Stored data entries
■ ■ ■ ■
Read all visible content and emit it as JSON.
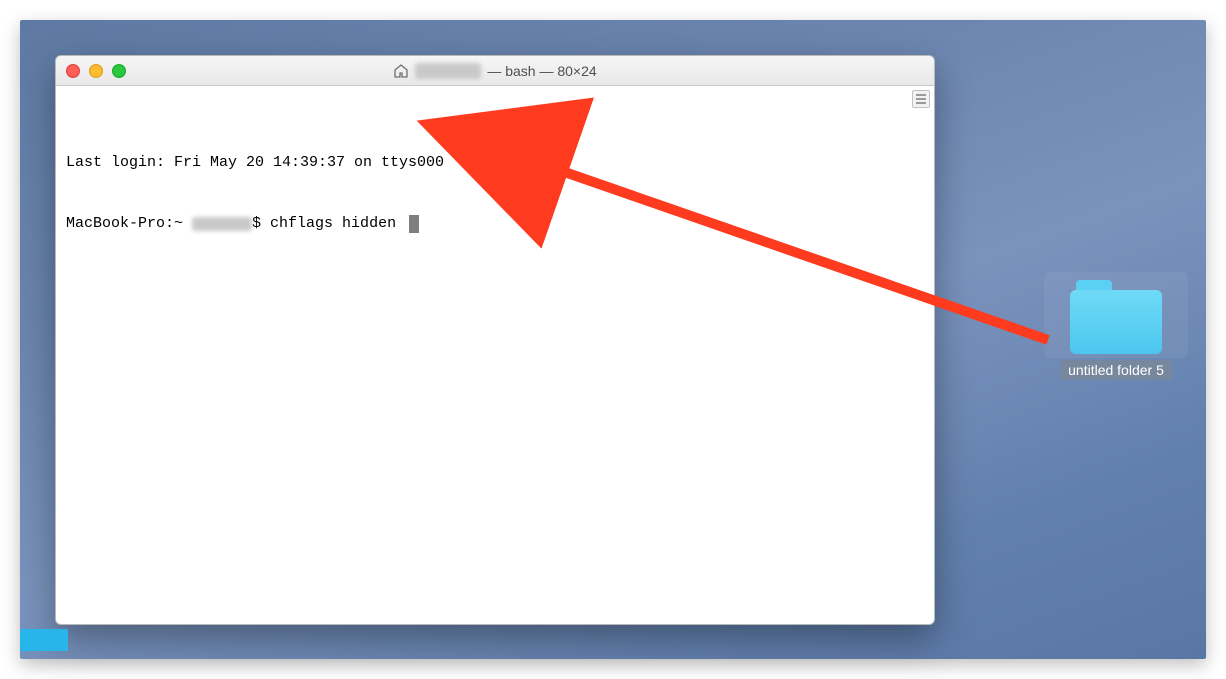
{
  "terminal": {
    "window_title_suffix": " — bash — 80×24",
    "last_login": "Last login: Fri May 20 14:39:37 on ttys000",
    "prompt_prefix": "MacBook-Pro:~ ",
    "prompt_suffix": "$ ",
    "command": "chflags hidden "
  },
  "desktop_folder": {
    "label": "untitled folder 5"
  },
  "annotation": {
    "arrow_color": "#ff3b1f"
  }
}
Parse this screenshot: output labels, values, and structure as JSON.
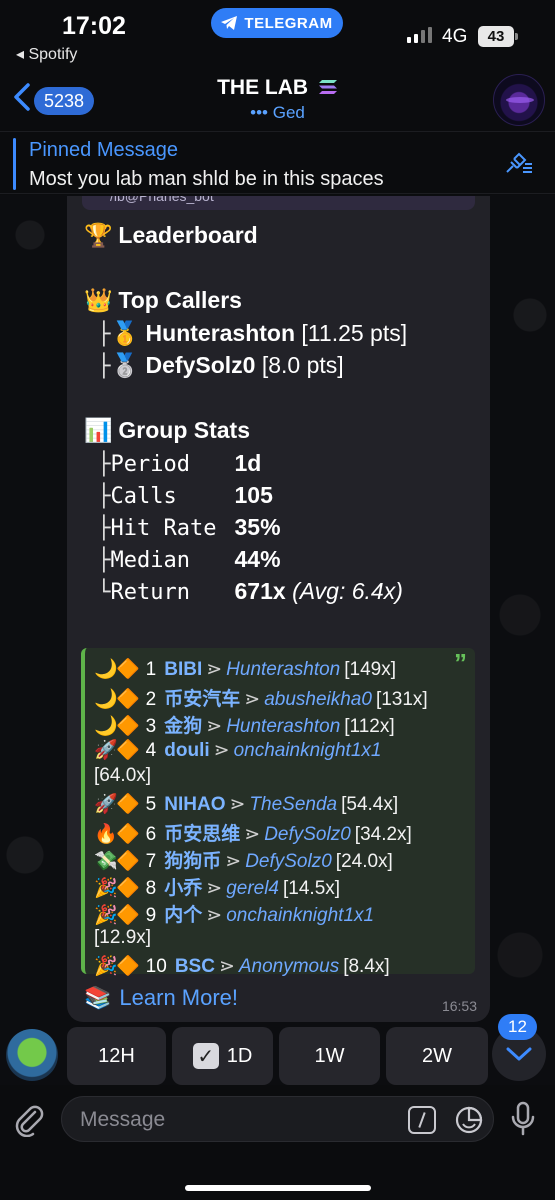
{
  "status_bar": {
    "time": "17:02",
    "back_app": "◂ Spotify",
    "telegram_pill": "TELEGRAM",
    "network": "4G",
    "battery": "43"
  },
  "header": {
    "back_count": "5238",
    "title": "THE LAB",
    "subtitle": "••• Ged"
  },
  "pinned": {
    "title": "Pinned Message",
    "text": "Most you lab man shld be in this spaces"
  },
  "message": {
    "cut_text": "/lb@Phanes_bot",
    "leaderboard_title": "Leaderboard",
    "top_callers_title": "Top Callers",
    "callers": [
      {
        "name": "Hunterashton",
        "pts": "[11.25 pts]"
      },
      {
        "name": "DefySolz0",
        "pts": "[8.0 pts]"
      }
    ],
    "group_stats_title": "Group Stats",
    "stats": [
      {
        "label": "Period",
        "value": "1d"
      },
      {
        "label": "Calls",
        "value": "105"
      },
      {
        "label": "Hit Rate",
        "value": "35%"
      },
      {
        "label": "Median",
        "value": "44%"
      },
      {
        "label": "Return",
        "value": "671x",
        "extra": "(Avg: 6.4x)"
      }
    ],
    "ranking": [
      {
        "icon": "🌙",
        "num": "1",
        "token": "BIBI",
        "user": "Hunterashton",
        "mult": "[149x]"
      },
      {
        "icon": "🌙",
        "num": "2",
        "token": "币安汽车",
        "user": "abusheikha0",
        "mult": "[131x]"
      },
      {
        "icon": "🌙",
        "num": "3",
        "token": "金狗",
        "user": "Hunterashton",
        "mult": "[112x]"
      },
      {
        "icon": "🚀",
        "num": "4",
        "token": "douli",
        "user": "onchainknight1x1",
        "mult": "[64.0x]"
      },
      {
        "icon": "🚀",
        "num": "5",
        "token": "NIHAO",
        "user": "TheSenda",
        "mult": "[54.4x]"
      },
      {
        "icon": "🔥",
        "num": "6",
        "token": "币安思维",
        "user": "DefySolz0",
        "mult": "[34.2x]"
      },
      {
        "icon": "💸",
        "num": "7",
        "token": "狗狗币",
        "user": "DefySolz0",
        "mult": "[24.0x]"
      },
      {
        "icon": "🎉",
        "num": "8",
        "token": "小乔",
        "user": "gerel4",
        "mult": "[14.5x]"
      },
      {
        "icon": "🎉",
        "num": "9",
        "token": "内个",
        "user": "onchainknight1x1",
        "mult": "[12.9x]"
      },
      {
        "icon": "🎉",
        "num": "10",
        "token": "BSC",
        "user": "Anonymous",
        "mult": "[8.4x]"
      }
    ],
    "learn_more": "Learn More!",
    "time": "16:53"
  },
  "keyboard": {
    "buttons": [
      "12H",
      "1D",
      "1W",
      "2W"
    ],
    "selected": "1D",
    "unread": "12"
  },
  "input": {
    "placeholder": "Message"
  },
  "colors": {
    "accent": "#2f7df6",
    "link": "#5aa2ff",
    "quote_bar": "#5fb34a"
  }
}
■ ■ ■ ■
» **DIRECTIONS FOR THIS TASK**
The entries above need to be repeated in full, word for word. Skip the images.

» **SOLUTION FOR THIS PROBLEM**
Read all visible content and emit it as JSON.
{
  "terminal": {
    "window_title_suffix": " — bash — 80×24",
    "last_login": "Last login: Fri May 20 14:39:37 on ttys000",
    "prompt_prefix": "MacBook-Pro:~ ",
    "prompt_suffix": "$ ",
    "command": "chflags hidden "
  },
  "desktop_folder": {
    "label": "untitled folder 5"
  },
  "annotation": {
    "arrow_color": "#ff3b1f"
  }
}
Parse this screenshot: output labels, values, and structure as JSON.
{
  "status_bar": {
    "time": "17:02",
    "back_app": "◂ Spotify",
    "telegram_pill": "TELEGRAM",
    "network": "4G",
    "battery": "43"
  },
  "header": {
    "back_count": "5238",
    "title": "THE LAB",
    "subtitle": "••• Ged"
  },
  "pinned": {
    "title": "Pinned Message",
    "text": "Most you lab man shld be in this spaces"
  },
  "message": {
    "cut_text": "/lb@Phanes_bot",
    "leaderboard_title": "Leaderboard",
    "top_callers_title": "Top Callers",
    "callers": [
      {
        "name": "Hunterashton",
        "pts": "[11.25 pts]"
      },
      {
        "name": "DefySolz0",
        "pts": "[8.0 pts]"
      }
    ],
    "group_stats_title": "Group Stats",
    "stats": [
      {
        "label": "Period",
        "value": "1d"
      },
      {
        "label": "Calls",
        "value": "105"
      },
      {
        "label": "Hit Rate",
        "value": "35%"
      },
      {
        "label": "Median",
        "value": "44%"
      },
      {
        "label": "Return",
        "value": "671x",
        "extra": "(Avg: 6.4x)"
      }
    ],
    "ranking": [
      {
        "icon": "🌙",
        "num": "1",
        "token": "BIBI",
        "user": "Hunterashton",
        "mult": "[149x]"
      },
      {
        "icon": "🌙",
        "num": "2",
        "token": "币安汽车",
        "user": "abusheikha0",
        "mult": "[131x]"
      },
      {
        "icon": "🌙",
        "num": "3",
        "token": "金狗",
        "user": "Hunterashton",
        "mult": "[112x]"
      },
      {
        "icon": "🚀",
        "num": "4",
        "token": "douli",
        "user": "onchainknight1x1",
        "mult": "[64.0x]"
      },
      {
        "icon": "🚀",
        "num": "5",
        "token": "NIHAO",
        "user": "TheSenda",
        "mult": "[54.4x]"
      },
      {
        "icon": "🔥",
        "num": "6",
        "token": "币安思维",
        "user": "DefySolz0",
        "mult": "[34.2x]"
      },
      {
        "icon": "💸",
        "num": "7",
        "token": "狗狗币",
        "user": "DefySolz0",
        "mult": "[24.0x]"
      },
      {
        "icon": "🎉",
        "num": "8",
        "token": "小乔",
        "user": "gerel4",
        "mult": "[14.5x]"
      },
      {
        "icon": "🎉",
        "num": "9",
        "token": "内个",
        "user": "onchainknight1x1",
        "mult": "[12.9x]"
      },
      {
        "icon": "🎉",
        "num": "10",
        "token": "BSC",
        "user": "Anonymous",
        "mult": "[8.4x]"
      }
    ],
    "learn_more": "Learn More!",
    "time": "16:53"
  },
  "keyboard": {
    "buttons": [
      "12H",
      "1D",
      "1W",
      "2W"
    ],
    "selected": "1D",
    "unread": "12"
  },
  "input": {
    "placeholder": "Message"
  },
  "colors": {
    "accent": "#2f7df6",
    "link": "#5aa2ff",
    "quote_bar": "#5fb34a"
  }
}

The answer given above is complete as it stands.